The deterioration in over-year birds is not limited to the flights and tail. There tends to be a general reduction in the clarity of the spangles and a reduction in the intensity of the rowings; feather quality tends to become coarser; the legs get lighter (particularly in hens), but the beaks become darker. In extreme old age, you will find a significant loss of melanin in some feathers; the equivalent of grey or white hair in humans. That has no effect on a bird’s genetic value, and an old bird will still produce good youngsters if it is pre-potent for quality. Keith Knighton produced the Best Lizard at the 1993 National Exhibition from a hen that was six years old.
In order to illustrate the changes in the Lizard’s phenotype, I have selected a series of photographs showing the same individuals as youngsters and as over-years. Click on the images if you want to see the photos at a larger scale.
We’ll start with a clear cap gold male. You can see the white tips to wings and tail; the reduction in the clarity of the spangles; and he’s bulked up, as over-years often do. He’s holding up well for a bird that is now in his fourth year.
Here is a one year old non cap silver male. He has retained a lot of his show quality, with remarkably little deterioration throughout.
Now a one year old clear cap gold female. Her spangles show very little deterioration. She shows typical loss of melanin to the wing tips, but very little to the tail feathers.

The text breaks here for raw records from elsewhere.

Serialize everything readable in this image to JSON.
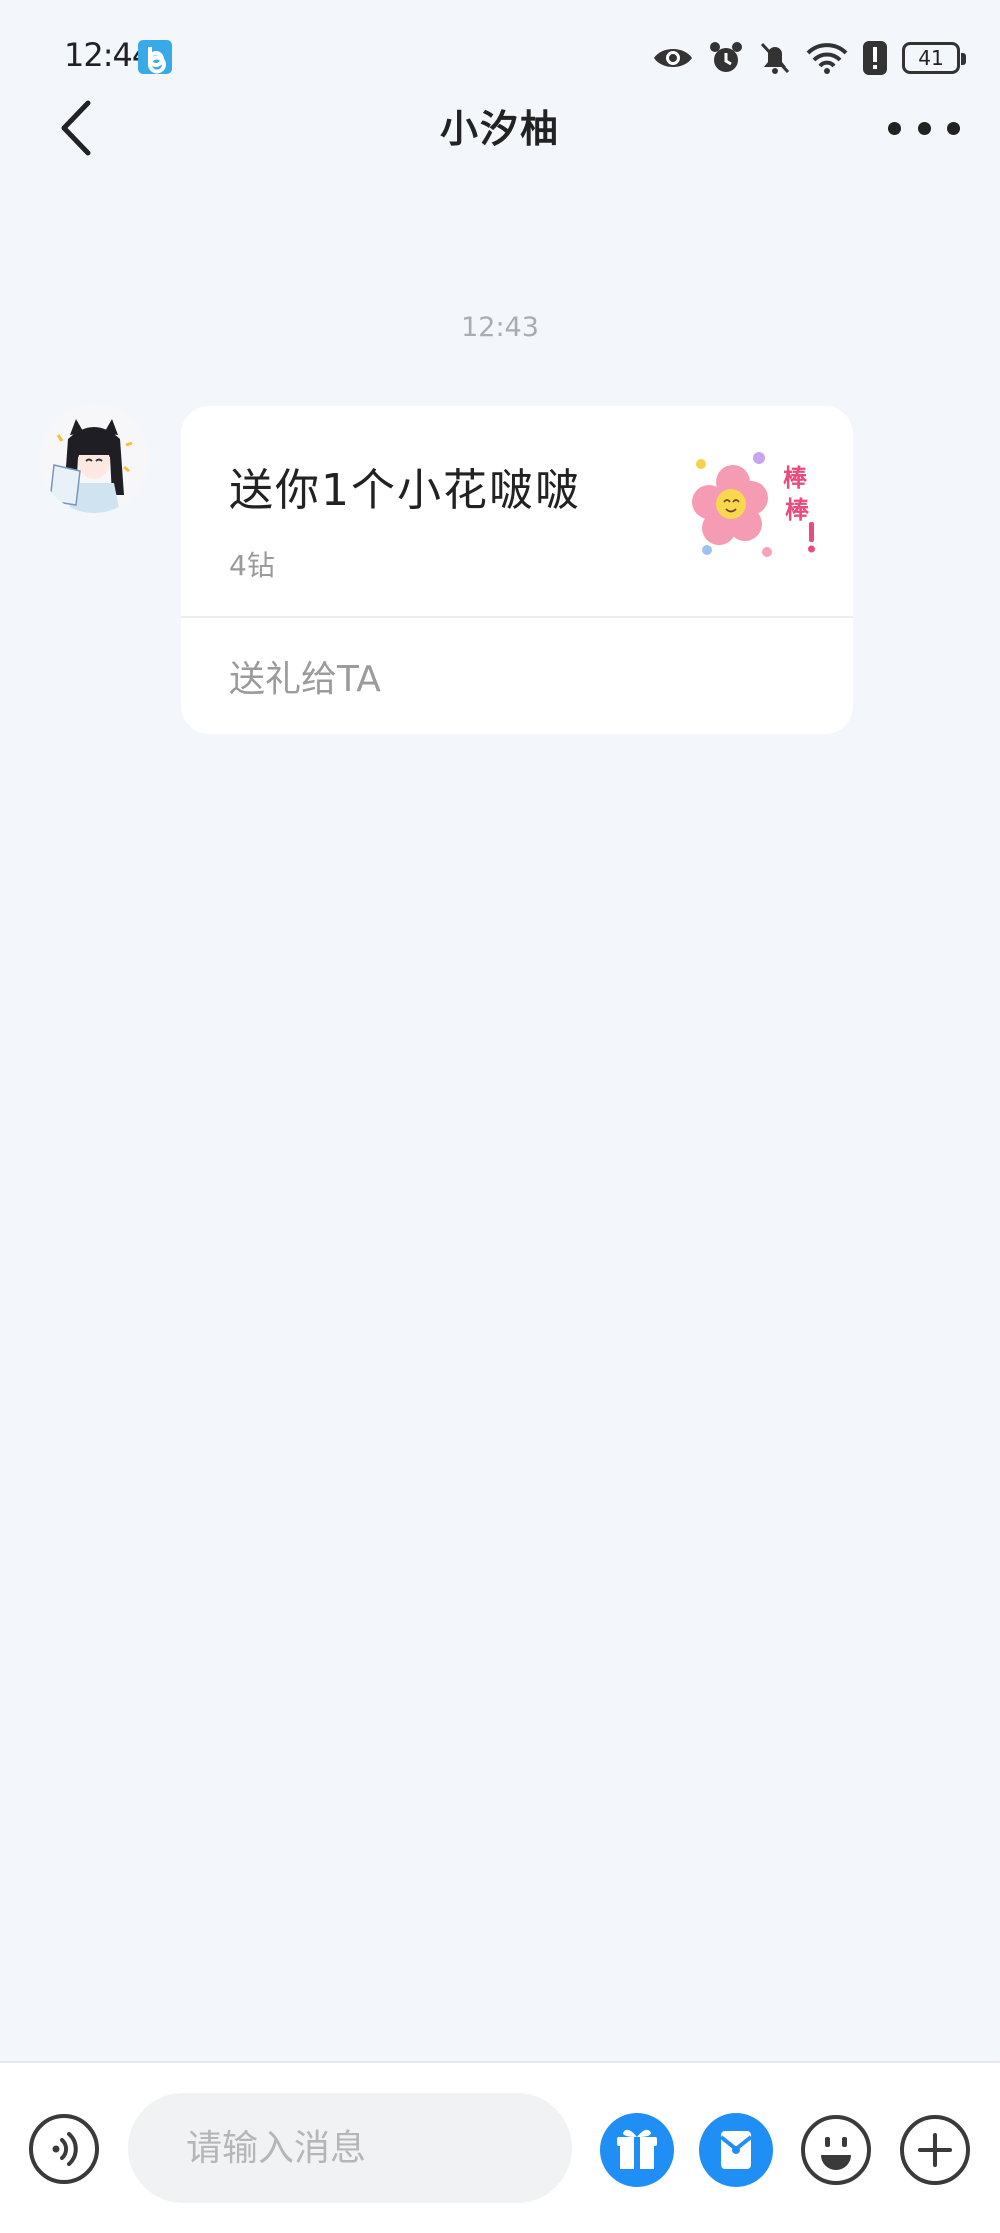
{
  "status_bar": {
    "time": "12:44",
    "battery": "41"
  },
  "header": {
    "title": "小汐柚"
  },
  "conversation": {
    "timestamp": "12:43",
    "gift_message": {
      "text": "送你1个小花啵啵",
      "price": "4钻",
      "action_label": "送礼给TA"
    }
  },
  "composer": {
    "placeholder": "请输入消息"
  },
  "icons": {
    "back": "chevron-left-icon",
    "more": "more-dots-icon",
    "voice": "voice-icon",
    "gift": "gift-icon",
    "red_packet": "red-packet-icon",
    "emoji": "emoji-icon",
    "plus": "plus-icon"
  },
  "colors": {
    "accent": "#1f8ff5",
    "background": "#f3f6fa"
  }
}
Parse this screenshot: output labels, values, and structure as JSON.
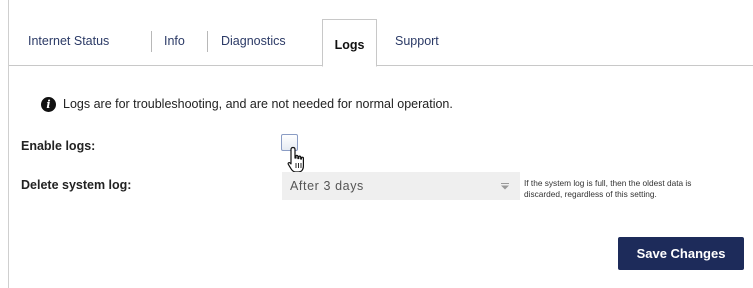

We’ll complete the set with a broken cap silver female. She has retained her spangling quite well, and the loss of black in the wings and tail is minor. Above average for a Lizard canary now in her third year.
Finally a reminder that when it comes to over-year Lizards, you should not judge a bird by its appearance, but by its value to your stud: its pedigree; its qualities when it was in its prime; and most important of all, its performance in the breeding cage. If it is capable of breeding good Lizards it should be regarded not as an over-year, but as an every-year bird.
5 thoughts on “Lizard canary basics, part 8: over-year birds”
Huw, an excellent article again.
I think that for a newcomer like me to the hobby this website is probably the most interesting and informative site there is.
Sorry, should be Lane not Kane.
I think all the over year birds still look good. I would be more than happy to have any of them to breed from.
The question is why some lizards are not so affected than others ?
Have you ever thought of a diluting factor that could be found in simple or double factor and having a recessive transmission/heredity.
There is one that no one ever speaks of : that is the “grizzle” factor that was present in the old days mainly in norwich and lancashire crested birds. The colour of the crest when the chicks are born (either black or cinnamon) loses all or almost all its melanin after the juvenile molt leaving a salt and pepper look and is completely lipo colour thereafter.
Nowadays, we can still find this trait in german crested canaries as well as in the warwick.
Those birds are lipo with a melanine crest only but just imagine what that trait would show in melanine self birds ?
I am preparing more examples, including a photo of a grizzle.